Image source: Dara Holsters
Renowned firearms trainer and the founder of Gunsite Academy, the late Col. Jeff Cooper, is credited with having said, “If you don’t have a gun within arm’s reach, you’re unarmed.” It’s a sound observation, considering that most criminal attacks transpire in five seconds or less.
As a concealed carry instructor, it’s no longer a surprise to hear more than half of the licensed carriers I encounter say they never, or rarely, carry a firearm on their person. Most have groomed a sense of satisfaction based on their handgun being a permanent resident of a car door pocket or nightstand. Unless a threat to their lives occurs when they are in the car or near the bedroom, however, they likely will be defenseless if that critical moment comes to pass.
Why do most folks who’ve gone to the trouble of receiving training and purchasing a handgun not carry? Most haven’t found a method of carry that is comfortable and secure for their typical day.
My own carry habits and methods have evolved over the 12-plus years since I made the decision not to outsource my personal safety. Purses, pockets, ankle rigs, “four o’clock” inside-waistbands, and various belly bands all had their turn. Now, and for the past few years, my everyday carry (EDC) gun has occupied either the right or left quadrant of the front of my waistband — commonly called appendix inside waistband (AIWB) position. Of course, it’s not the only way to carry; everyone needs to find what works for them. For purposes of this article, a working assumption is that any gun, carried in any manner, is inside a sheath of some sort that prevents penetration of the trigger guard.
Here’s why AIWB works for me:
There is no fuss associated with drawing the gun. Simply lift the shirt hem with the support hand and draw. It’s simple and fast, and works regardless of whether I’m standing or strapped inside a car seatbelt.
Image source: Monderno
AIWB and front pocket carry are the only positions about which I’ve not encountered a news story in which a concealed carrier was relieved of their gun by a common thief or mugger. Of course, there’s probably a story about that somewhere, but compared to other methods, AIWB makes the would-be thief’s job nearly impossible. It also makes the gun inaccessible to children, unlike off-body methods. Compared to otherwise equally secure methods, AIWB prevails due to factor No. 1 in this article — ready access.
With a compact firearm, AIWB carry allows me to move from attending a meeting, to going for a run, to doing outdoor chores, and even driving long distances with the gun on my person. No need to take the gun off every time I get in the car. No more digestive issues from a belly band that feels like a boa constrictor when adjusted so the gun won’t pull it down. No more blistering from the seam of an ankle holster — you get the picture. It just works. There is no concealment system that offers zero discomfort, but AIWB has been the least bothersome for me.

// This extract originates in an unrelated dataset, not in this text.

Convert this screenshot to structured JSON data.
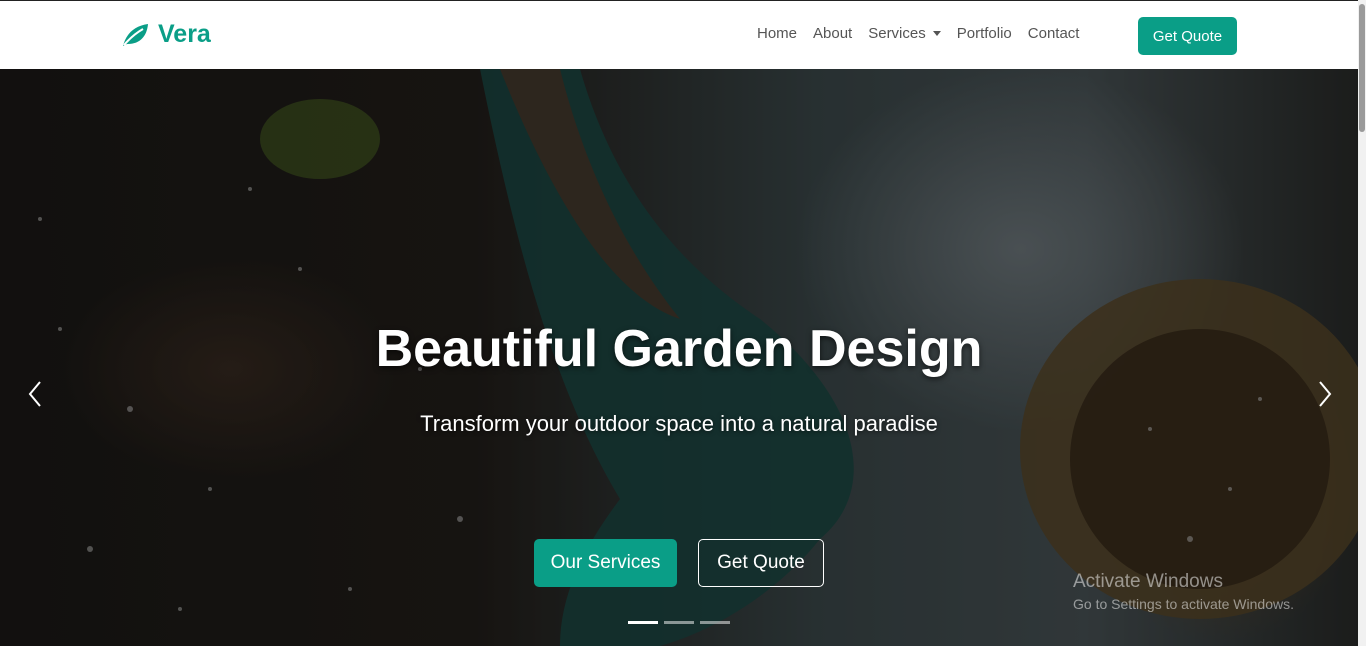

4. Discreet carry
While I’ve had to abandon tucked-in dress shirts worn without a sweater or jacket, as well as giving up proper dresses in favor of shirt/skirt ensembles for dress-up occasions, AIWB offers one of the least obtrusive methods of carry. I thought the purse was discreet, too, until a co-worker asked why I carried it with me even for minor tasks.
5. Least disruption to my mornings
Sticking a holstered gun into my waistband every morning is fast and easy — which makes it easier to be a habit, and thus easier to be prepared. Systems that entail fiddling with straps, clips and the like are not likely to become a part of an already full routine.
Every method of carry requires compromise, and AIWB is no exception. The holster I use must be set aside when using the restroom — an act that requires one to be extra-present, mentally speaking, in public facilities. This isn’t true of all AIWB holsters. The slightly looser shirts this method requires hide the waistline that is a benefit of exercise. As a female, the biggest compromise has been the kind of pants or shorts I wear. An adjustable drawstring or substantial belt loops are a must.
There are some holsters, like the magnetic Quick Click & Carry (QCC) made by JM4 Tactical of Abilene, Texas, that even overcome some of these minor drawbacks. Holstered AIWB carry isn’t for everyone, but it’s been a panacea for me after having tried numerous other methods. What’s your favorite method?
Do you use AIWB carry? Share your thoughts in the section below:
This Article Was Originally Posted On offthegridnews.com Read the Original Article here